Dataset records

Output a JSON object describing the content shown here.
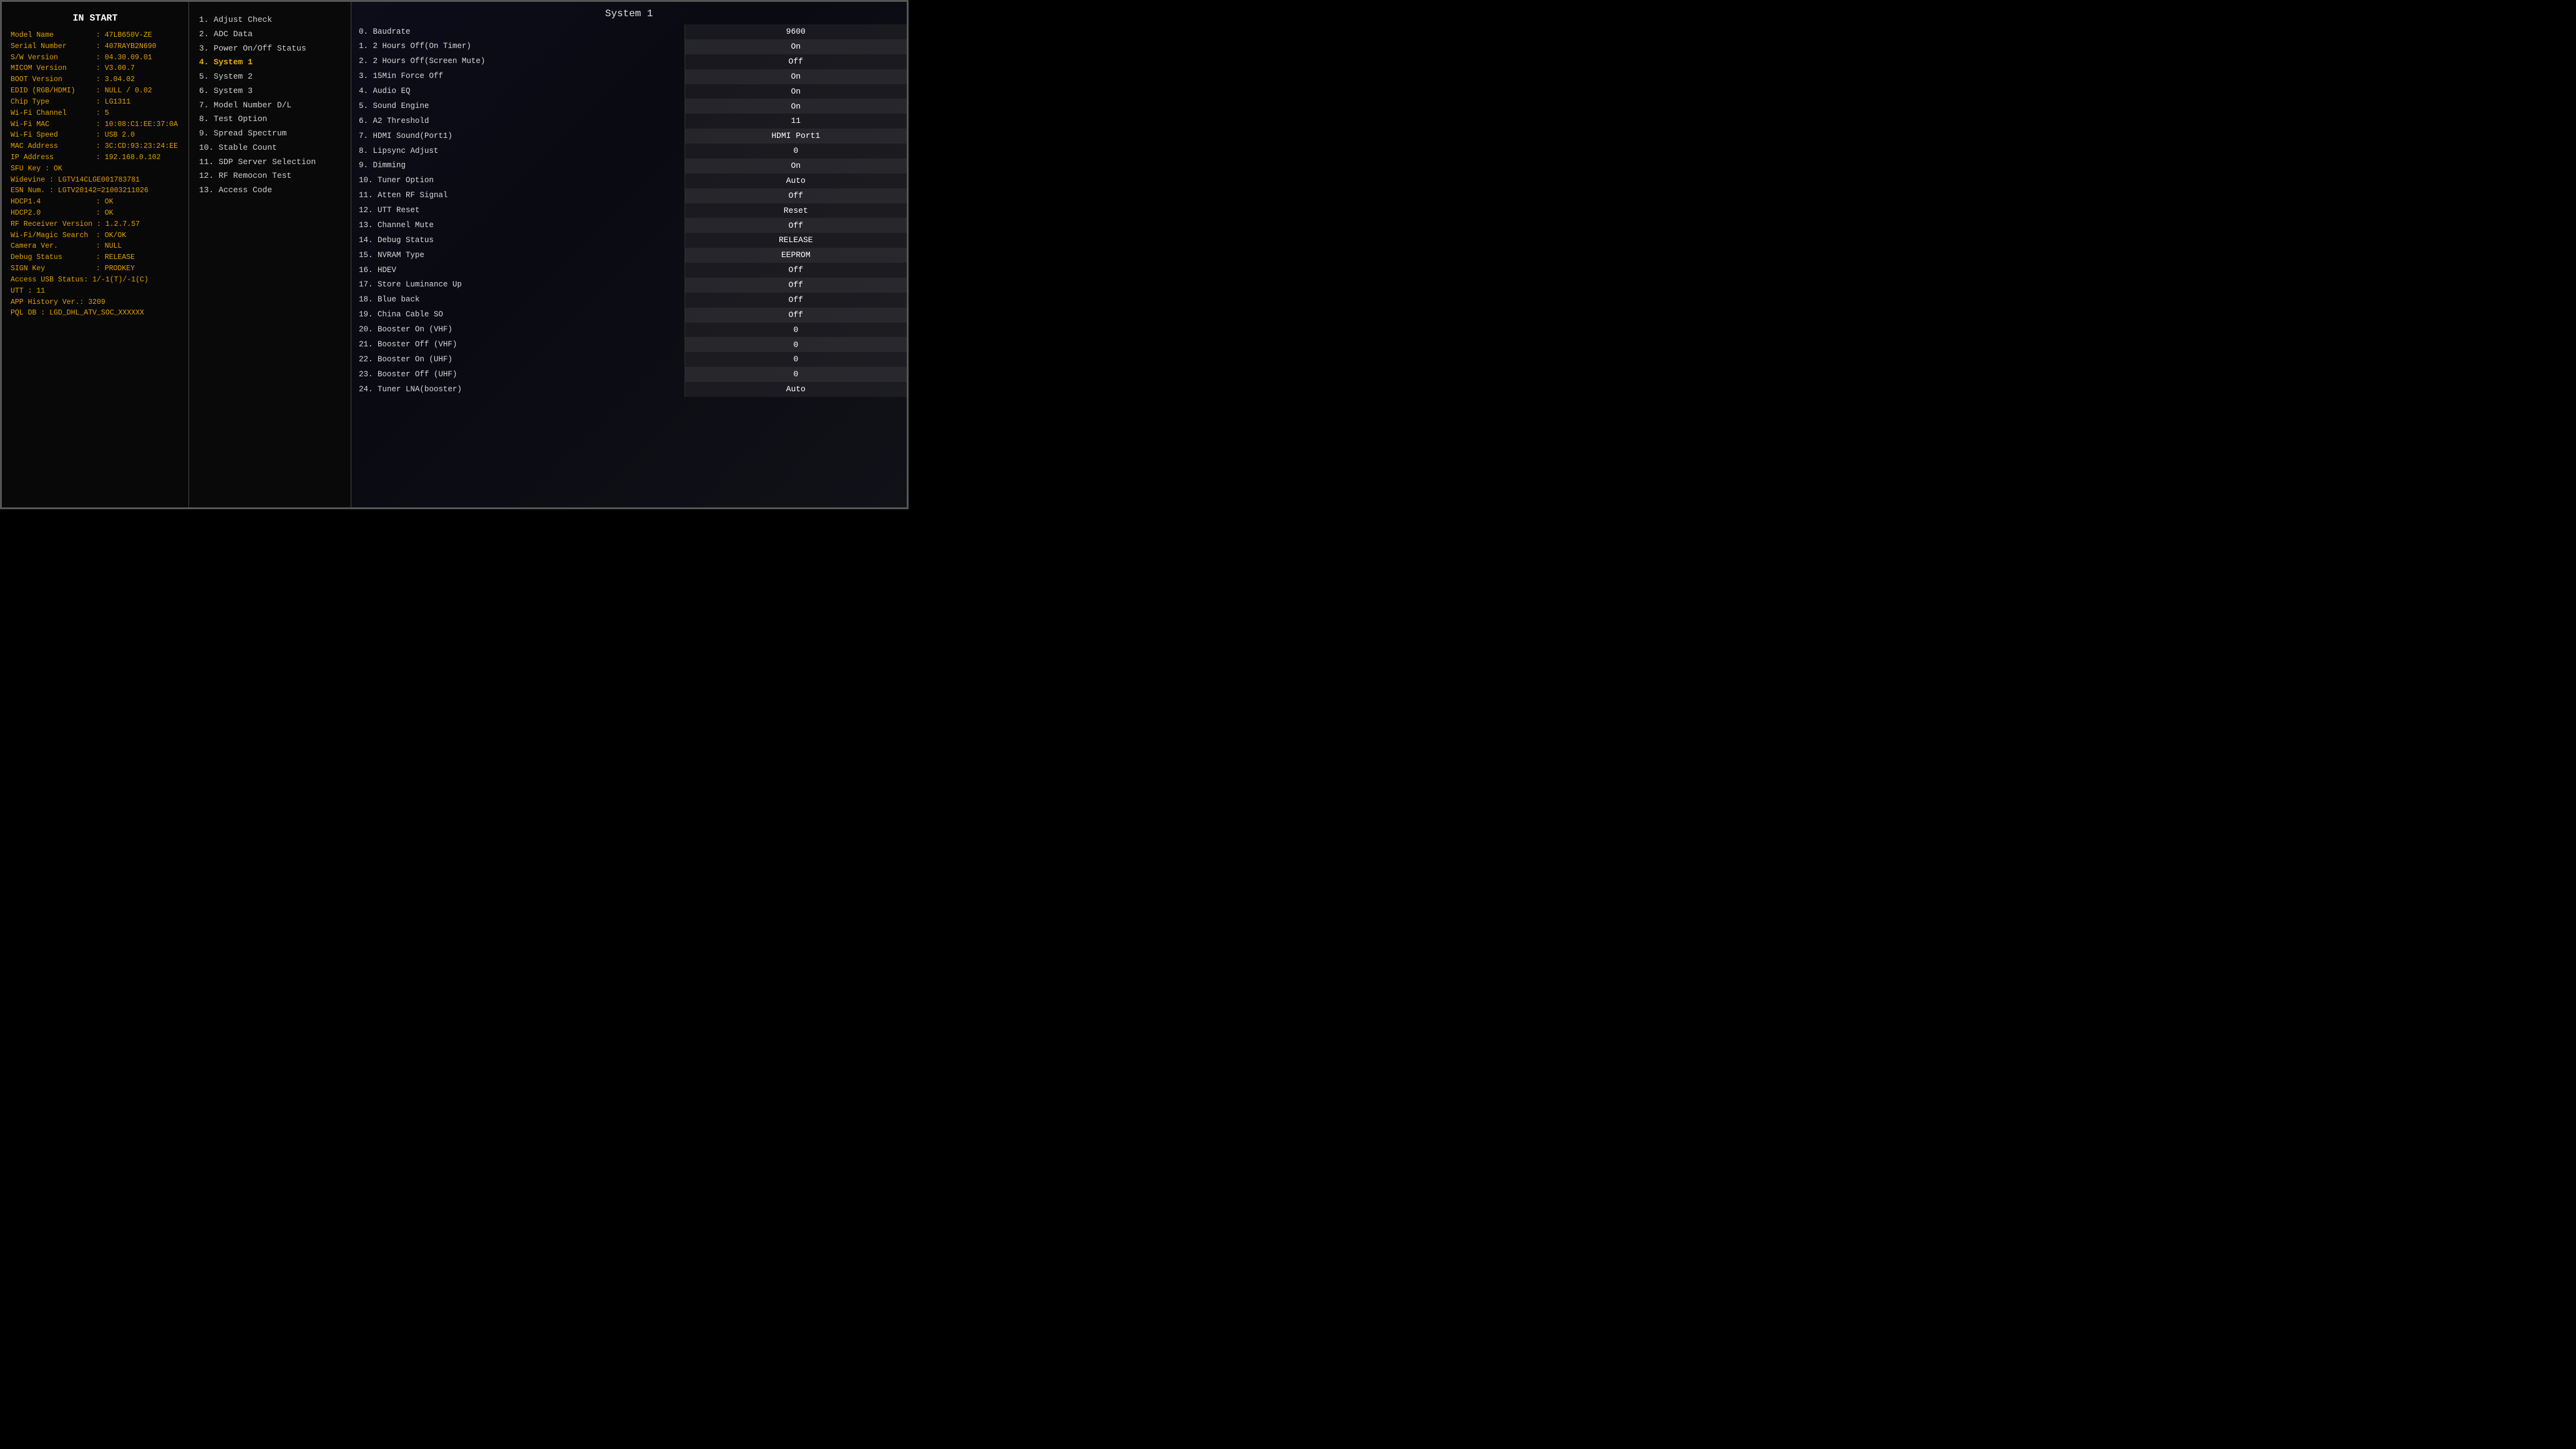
{
  "leftPanel": {
    "title": "IN START",
    "rows": [
      {
        "label": "Model Name",
        "value": ": 47LB650V-ZE"
      },
      {
        "label": "Serial Number",
        "value": ": 407RAYB2N690"
      },
      {
        "label": "S/W Version",
        "value": ": 04.30.09.01"
      },
      {
        "label": "MICOM Version",
        "value": ": V3.00.7"
      },
      {
        "label": "BOOT Version",
        "value": ": 3.04.02"
      },
      {
        "label": "EDID (RGB/HDMI)",
        "value": ": NULL / 0.02"
      },
      {
        "label": "Chip Type",
        "value": ": LG1311"
      },
      {
        "label": "Wi-Fi Channel",
        "value": ": 5"
      },
      {
        "label": "Wi-Fi MAC",
        "value": ": 10:08:C1:EE:37:0A"
      },
      {
        "label": "Wi-Fi Speed",
        "value": ": USB 2.0"
      },
      {
        "label": "MAC Address",
        "value": ": 3C:CD:93:23:24:EE"
      },
      {
        "label": "IP Address",
        "value": ": 192.168.0.102"
      }
    ],
    "singles": [
      "SFU Key : OK",
      "Widevine : LGTV14CLGE001783781",
      "ESN Num. : LGTV20142=21003211026"
    ],
    "hdcp": [
      {
        "label": "HDCP1.4",
        "value": ": OK"
      },
      {
        "label": "HDCP2.0",
        "value": ": OK"
      },
      {
        "label": "RF Receiver Version",
        "value": ": 1.2.7.57"
      },
      {
        "label": "Wi-Fi/Magic Search",
        "value": ": OK/OK"
      },
      {
        "label": "Camera Ver.",
        "value": ": NULL"
      },
      {
        "label": "Debug Status",
        "value": ": RELEASE"
      },
      {
        "label": "SIGN Key",
        "value": ": PRODKEY"
      }
    ],
    "bottom": [
      "Access USB Status: 1/-1(T)/-1(C)",
      "UTT : 11",
      "APP History Ver.: 3209",
      "PQL DB : LGD_DHL_ATV_SOC_XXXXXX"
    ]
  },
  "middlePanel": {
    "items": [
      {
        "num": "1",
        "label": ". Adjust Check",
        "active": false
      },
      {
        "num": "2",
        "label": ". ADC Data",
        "active": false
      },
      {
        "num": "3",
        "label": ". Power On/Off Status",
        "active": false
      },
      {
        "num": "4",
        "label": ". System 1",
        "active": true
      },
      {
        "num": "5",
        "label": ". System 2",
        "active": false
      },
      {
        "num": "6",
        "label": ". System 3",
        "active": false
      },
      {
        "num": "7",
        "label": ". Model Number D/L",
        "active": false
      },
      {
        "num": "8",
        "label": ". Test Option",
        "active": false
      },
      {
        "num": "9",
        "label": ". Spread Spectrum",
        "active": false
      },
      {
        "num": "10",
        "label": ". Stable Count",
        "active": false
      },
      {
        "num": "11",
        "label": ". SDP Server Selection",
        "active": false
      },
      {
        "num": "12",
        "label": ". RF Remocon Test",
        "active": false
      },
      {
        "num": "13",
        "label": ". Access Code",
        "active": false
      }
    ]
  },
  "rightPanel": {
    "title": "System 1",
    "rows": [
      {
        "label": "0. Baudrate",
        "value": "9600"
      },
      {
        "label": "1. 2 Hours Off(On Timer)",
        "value": "On"
      },
      {
        "label": "2. 2 Hours Off(Screen Mute)",
        "value": "Off"
      },
      {
        "label": "3. 15Min Force Off",
        "value": "On"
      },
      {
        "label": "4. Audio EQ",
        "value": "On"
      },
      {
        "label": "5. Sound Engine",
        "value": "On"
      },
      {
        "label": "6. A2 Threshold",
        "value": "11"
      },
      {
        "label": "7. HDMI Sound(Port1)",
        "value": "HDMI Port1"
      },
      {
        "label": "8. Lipsync Adjust",
        "value": "0"
      },
      {
        "label": "9. Dimming",
        "value": "On"
      },
      {
        "label": "10. Tuner Option",
        "value": "Auto"
      },
      {
        "label": "11. Atten RF Signal",
        "value": "Off"
      },
      {
        "label": "12. UTT Reset",
        "value": "Reset"
      },
      {
        "label": "13. Channel Mute",
        "value": "Off"
      },
      {
        "label": "14. Debug Status",
        "value": "RELEASE"
      },
      {
        "label": "15. NVRAM Type",
        "value": "EEPROM"
      },
      {
        "label": "16. HDEV",
        "value": "Off"
      },
      {
        "label": "17. Store Luminance Up",
        "value": "Off"
      },
      {
        "label": "18. Blue back",
        "value": "Off"
      },
      {
        "label": "19. China Cable SO",
        "value": "Off"
      },
      {
        "label": "20. Booster On (VHF)",
        "value": "0"
      },
      {
        "label": "21. Booster Off (VHF)",
        "value": "0"
      },
      {
        "label": "22. Booster On (UHF)",
        "value": "0"
      },
      {
        "label": "23. Booster Off (UHF)",
        "value": "0"
      },
      {
        "label": "24. Tuner LNA(booster)",
        "value": "Auto"
      }
    ]
  }
}
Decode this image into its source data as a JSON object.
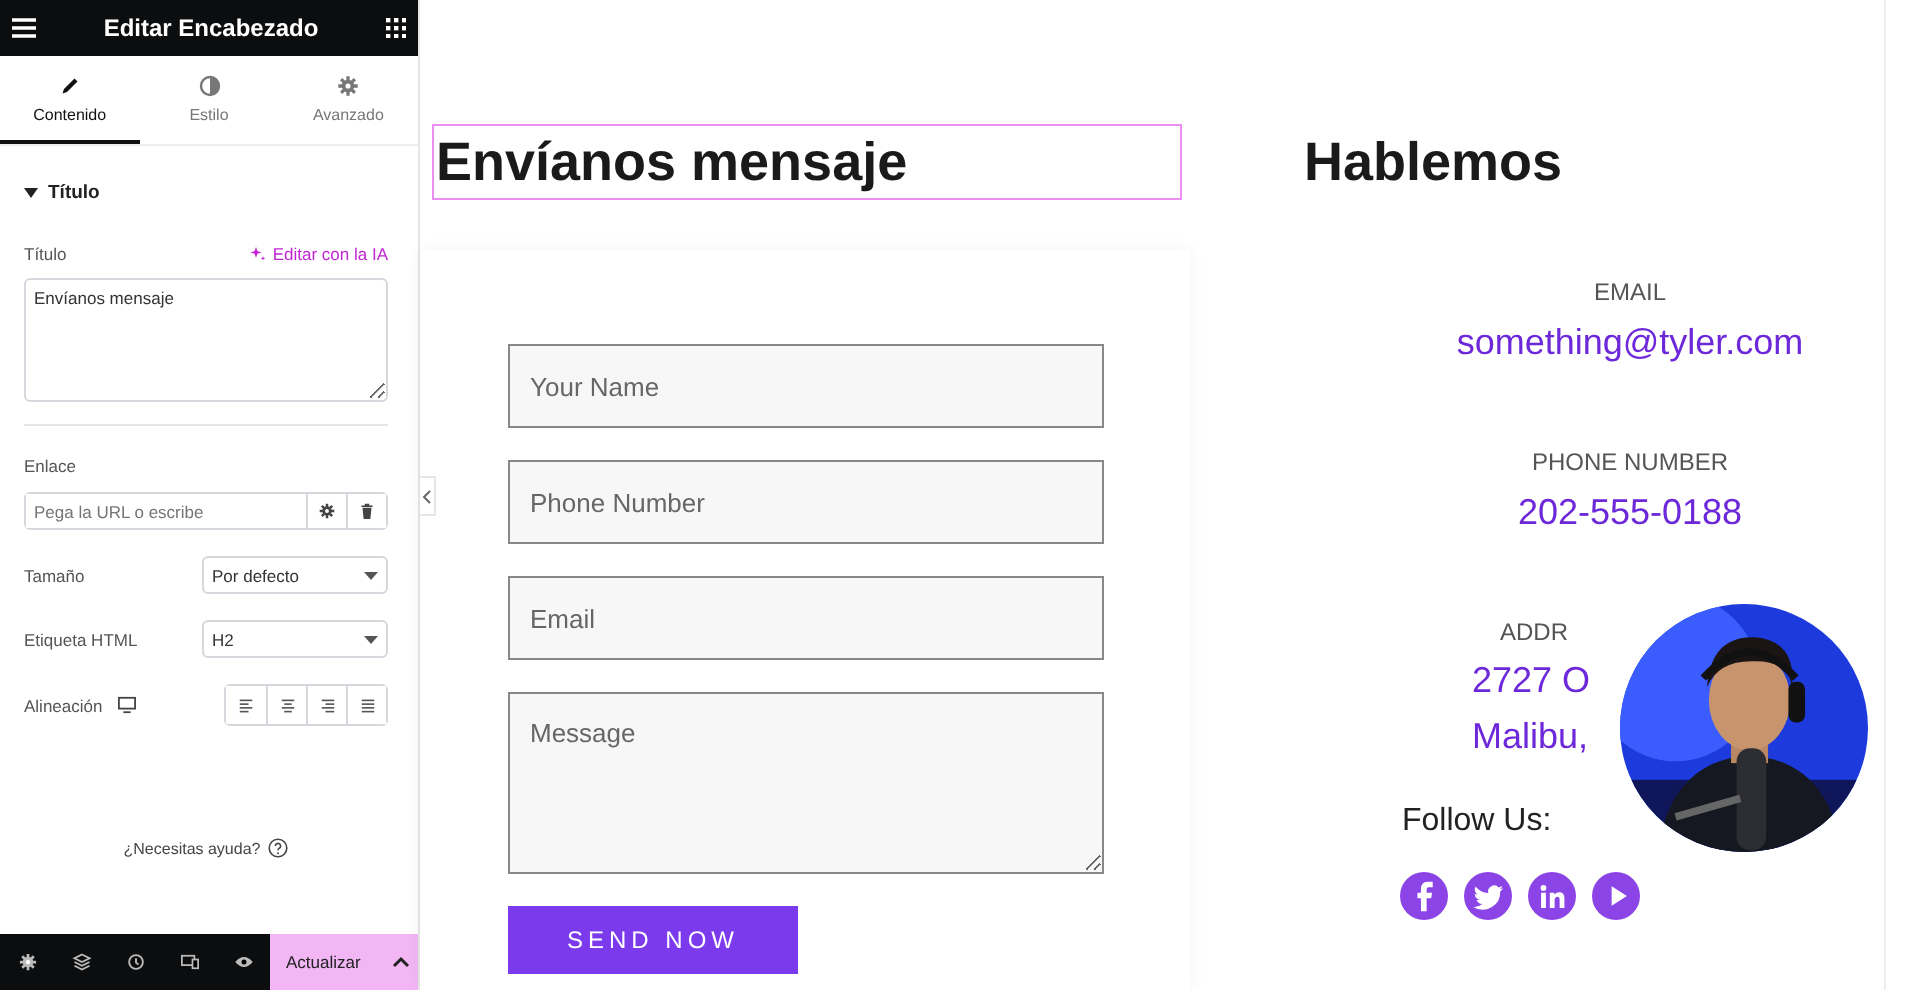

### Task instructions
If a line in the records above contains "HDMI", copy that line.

### Exercise output
        "label": "EDID (RGB/HDMI)",
        "label": "7. HDMI Sound(Port1)",
        "value": "HDMI Port1"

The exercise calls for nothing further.